+++ Raw data +++
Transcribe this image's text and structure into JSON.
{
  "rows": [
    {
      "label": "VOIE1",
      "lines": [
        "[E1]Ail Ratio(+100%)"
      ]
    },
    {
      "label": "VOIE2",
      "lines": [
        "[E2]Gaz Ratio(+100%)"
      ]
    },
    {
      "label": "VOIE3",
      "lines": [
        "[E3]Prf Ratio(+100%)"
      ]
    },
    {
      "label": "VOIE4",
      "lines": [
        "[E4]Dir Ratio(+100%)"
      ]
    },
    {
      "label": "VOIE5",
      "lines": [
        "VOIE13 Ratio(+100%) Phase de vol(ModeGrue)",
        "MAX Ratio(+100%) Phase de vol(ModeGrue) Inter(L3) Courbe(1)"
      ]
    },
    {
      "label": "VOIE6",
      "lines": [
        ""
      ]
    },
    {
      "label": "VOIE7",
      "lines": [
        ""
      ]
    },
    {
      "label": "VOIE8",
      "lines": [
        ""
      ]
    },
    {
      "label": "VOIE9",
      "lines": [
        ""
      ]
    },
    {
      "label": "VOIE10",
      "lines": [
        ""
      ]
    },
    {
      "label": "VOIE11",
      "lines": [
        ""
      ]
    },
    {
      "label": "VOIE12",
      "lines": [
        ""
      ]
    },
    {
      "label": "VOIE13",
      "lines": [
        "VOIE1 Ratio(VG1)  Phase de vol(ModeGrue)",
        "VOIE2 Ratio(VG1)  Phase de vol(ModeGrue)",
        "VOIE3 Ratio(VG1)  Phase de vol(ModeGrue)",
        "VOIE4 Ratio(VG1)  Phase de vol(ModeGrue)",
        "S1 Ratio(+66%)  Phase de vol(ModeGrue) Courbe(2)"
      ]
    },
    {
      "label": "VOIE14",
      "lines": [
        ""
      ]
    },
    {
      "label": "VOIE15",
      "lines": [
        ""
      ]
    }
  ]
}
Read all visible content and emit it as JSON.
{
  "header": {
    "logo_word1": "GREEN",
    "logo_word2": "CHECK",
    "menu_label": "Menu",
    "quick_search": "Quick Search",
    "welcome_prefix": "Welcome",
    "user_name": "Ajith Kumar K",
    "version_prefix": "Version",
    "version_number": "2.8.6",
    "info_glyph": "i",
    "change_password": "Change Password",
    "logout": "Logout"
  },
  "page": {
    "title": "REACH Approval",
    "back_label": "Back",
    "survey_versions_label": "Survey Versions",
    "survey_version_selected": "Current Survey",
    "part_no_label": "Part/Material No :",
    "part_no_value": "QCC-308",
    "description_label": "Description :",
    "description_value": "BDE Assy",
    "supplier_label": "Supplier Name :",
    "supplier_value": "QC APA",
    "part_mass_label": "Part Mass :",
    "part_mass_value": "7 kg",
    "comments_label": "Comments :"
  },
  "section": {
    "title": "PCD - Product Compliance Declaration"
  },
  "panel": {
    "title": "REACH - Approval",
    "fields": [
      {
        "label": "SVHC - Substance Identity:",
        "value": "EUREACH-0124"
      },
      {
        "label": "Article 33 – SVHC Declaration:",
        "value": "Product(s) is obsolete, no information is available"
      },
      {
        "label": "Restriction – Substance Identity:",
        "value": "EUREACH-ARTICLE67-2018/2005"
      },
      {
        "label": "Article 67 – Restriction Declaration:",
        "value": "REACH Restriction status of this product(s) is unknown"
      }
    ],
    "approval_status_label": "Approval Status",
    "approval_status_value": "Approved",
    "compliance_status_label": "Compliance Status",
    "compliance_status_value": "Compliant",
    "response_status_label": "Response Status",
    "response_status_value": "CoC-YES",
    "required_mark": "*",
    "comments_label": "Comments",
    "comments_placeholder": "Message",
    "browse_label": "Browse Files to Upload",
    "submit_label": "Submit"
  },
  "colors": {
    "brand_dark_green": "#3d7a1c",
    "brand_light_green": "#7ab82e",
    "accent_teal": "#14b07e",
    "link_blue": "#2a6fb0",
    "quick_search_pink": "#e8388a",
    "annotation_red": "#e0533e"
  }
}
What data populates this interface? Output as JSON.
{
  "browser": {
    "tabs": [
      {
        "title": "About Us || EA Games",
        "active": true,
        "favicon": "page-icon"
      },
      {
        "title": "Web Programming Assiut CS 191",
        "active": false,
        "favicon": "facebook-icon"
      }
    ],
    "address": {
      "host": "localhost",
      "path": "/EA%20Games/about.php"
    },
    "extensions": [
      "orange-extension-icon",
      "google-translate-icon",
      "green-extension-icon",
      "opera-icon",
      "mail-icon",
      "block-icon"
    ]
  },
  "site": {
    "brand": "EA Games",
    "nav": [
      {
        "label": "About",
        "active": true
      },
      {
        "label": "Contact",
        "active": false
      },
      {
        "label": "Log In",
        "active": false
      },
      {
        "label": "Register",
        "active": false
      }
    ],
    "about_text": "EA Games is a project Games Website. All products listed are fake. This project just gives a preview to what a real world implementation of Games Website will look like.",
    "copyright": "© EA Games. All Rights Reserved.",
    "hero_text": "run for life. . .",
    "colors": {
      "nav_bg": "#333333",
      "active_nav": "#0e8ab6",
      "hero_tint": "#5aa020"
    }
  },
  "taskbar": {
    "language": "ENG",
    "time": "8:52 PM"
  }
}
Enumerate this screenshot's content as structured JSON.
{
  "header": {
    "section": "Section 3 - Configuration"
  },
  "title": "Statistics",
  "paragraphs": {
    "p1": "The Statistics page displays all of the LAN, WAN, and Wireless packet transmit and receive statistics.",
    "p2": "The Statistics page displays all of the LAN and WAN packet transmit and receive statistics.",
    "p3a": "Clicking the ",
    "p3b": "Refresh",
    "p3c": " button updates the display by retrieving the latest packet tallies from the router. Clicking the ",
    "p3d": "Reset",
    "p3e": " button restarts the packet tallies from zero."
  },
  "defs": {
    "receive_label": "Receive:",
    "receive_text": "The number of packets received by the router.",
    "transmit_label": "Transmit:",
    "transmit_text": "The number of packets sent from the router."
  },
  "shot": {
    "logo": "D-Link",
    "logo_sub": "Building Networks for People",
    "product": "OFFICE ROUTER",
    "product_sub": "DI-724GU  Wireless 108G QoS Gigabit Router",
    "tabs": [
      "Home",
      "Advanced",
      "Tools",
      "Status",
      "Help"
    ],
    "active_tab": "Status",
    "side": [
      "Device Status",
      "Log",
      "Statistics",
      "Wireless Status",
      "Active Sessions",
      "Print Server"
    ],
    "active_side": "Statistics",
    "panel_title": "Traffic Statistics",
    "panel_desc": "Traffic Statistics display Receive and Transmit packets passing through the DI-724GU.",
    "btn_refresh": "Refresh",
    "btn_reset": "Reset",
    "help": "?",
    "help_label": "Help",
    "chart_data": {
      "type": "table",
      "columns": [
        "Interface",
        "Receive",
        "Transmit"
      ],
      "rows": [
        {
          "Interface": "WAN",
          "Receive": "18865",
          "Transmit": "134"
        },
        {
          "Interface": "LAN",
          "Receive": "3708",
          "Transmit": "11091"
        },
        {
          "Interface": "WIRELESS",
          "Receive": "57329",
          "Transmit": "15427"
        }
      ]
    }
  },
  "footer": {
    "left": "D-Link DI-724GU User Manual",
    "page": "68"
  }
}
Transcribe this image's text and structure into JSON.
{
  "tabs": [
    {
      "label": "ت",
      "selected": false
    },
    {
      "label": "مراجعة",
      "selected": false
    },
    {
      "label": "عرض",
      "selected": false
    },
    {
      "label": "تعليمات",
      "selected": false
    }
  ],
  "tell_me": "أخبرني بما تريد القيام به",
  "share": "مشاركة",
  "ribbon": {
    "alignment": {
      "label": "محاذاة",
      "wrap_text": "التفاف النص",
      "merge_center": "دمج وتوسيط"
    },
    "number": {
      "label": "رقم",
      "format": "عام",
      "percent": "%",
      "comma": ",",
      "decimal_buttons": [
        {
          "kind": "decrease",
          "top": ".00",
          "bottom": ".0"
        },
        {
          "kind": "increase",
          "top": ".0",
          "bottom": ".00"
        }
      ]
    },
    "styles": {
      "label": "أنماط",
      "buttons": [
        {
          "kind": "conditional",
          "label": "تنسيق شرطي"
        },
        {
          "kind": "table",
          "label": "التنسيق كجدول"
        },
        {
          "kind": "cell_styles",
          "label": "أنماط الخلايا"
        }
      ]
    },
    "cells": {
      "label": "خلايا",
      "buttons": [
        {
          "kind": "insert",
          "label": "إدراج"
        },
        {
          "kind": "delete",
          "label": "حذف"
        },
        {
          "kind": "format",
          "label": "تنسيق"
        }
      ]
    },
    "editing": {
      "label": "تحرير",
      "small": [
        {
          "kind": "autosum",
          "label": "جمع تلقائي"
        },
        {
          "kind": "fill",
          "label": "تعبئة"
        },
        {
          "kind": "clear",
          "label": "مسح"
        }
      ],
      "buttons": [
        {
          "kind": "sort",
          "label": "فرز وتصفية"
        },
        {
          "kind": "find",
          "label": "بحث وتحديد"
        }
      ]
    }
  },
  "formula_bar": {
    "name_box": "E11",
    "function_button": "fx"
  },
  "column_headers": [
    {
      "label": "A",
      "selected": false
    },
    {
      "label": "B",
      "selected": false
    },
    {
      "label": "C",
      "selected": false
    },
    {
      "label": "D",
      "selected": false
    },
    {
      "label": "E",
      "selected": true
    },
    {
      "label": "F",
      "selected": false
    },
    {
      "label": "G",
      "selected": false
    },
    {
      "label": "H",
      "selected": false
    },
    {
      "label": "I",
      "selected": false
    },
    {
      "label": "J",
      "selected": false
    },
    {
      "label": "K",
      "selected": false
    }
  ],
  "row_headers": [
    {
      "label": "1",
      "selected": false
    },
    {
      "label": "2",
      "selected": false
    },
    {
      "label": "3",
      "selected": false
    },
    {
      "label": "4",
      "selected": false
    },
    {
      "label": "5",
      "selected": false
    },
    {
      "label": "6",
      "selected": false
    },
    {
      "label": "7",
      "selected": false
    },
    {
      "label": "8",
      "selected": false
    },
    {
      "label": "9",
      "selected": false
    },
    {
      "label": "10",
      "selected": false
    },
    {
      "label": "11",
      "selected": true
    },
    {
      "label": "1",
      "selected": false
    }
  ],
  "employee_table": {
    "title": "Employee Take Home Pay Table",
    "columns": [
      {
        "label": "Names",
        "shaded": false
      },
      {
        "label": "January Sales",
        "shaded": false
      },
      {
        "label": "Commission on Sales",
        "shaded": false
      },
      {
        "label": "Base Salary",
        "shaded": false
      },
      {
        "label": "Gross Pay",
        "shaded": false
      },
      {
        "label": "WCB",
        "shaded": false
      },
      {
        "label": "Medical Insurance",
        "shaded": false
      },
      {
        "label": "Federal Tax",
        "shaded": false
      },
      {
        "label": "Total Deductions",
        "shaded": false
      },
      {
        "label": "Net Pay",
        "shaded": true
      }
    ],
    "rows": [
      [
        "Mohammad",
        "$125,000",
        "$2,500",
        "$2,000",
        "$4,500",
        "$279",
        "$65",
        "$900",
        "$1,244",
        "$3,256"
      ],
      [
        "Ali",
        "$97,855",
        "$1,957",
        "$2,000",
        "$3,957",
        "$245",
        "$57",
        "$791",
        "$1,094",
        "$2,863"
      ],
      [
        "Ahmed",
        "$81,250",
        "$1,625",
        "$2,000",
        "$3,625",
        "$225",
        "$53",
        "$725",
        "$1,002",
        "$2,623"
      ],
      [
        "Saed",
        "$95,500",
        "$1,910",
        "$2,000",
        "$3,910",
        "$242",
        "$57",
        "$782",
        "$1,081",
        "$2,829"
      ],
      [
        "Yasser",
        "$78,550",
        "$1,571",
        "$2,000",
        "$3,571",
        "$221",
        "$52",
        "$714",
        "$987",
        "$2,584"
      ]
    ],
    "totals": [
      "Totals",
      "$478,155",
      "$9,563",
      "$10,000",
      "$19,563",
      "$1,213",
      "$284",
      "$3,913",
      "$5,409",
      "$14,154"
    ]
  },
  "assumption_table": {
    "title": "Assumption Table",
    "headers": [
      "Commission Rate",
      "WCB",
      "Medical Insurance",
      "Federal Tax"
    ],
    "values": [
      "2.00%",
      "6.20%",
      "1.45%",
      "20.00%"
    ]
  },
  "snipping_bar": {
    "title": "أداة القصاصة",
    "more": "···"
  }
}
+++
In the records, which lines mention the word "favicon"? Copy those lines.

        "favicon": "page-icon"
        "favicon": "facebook-icon"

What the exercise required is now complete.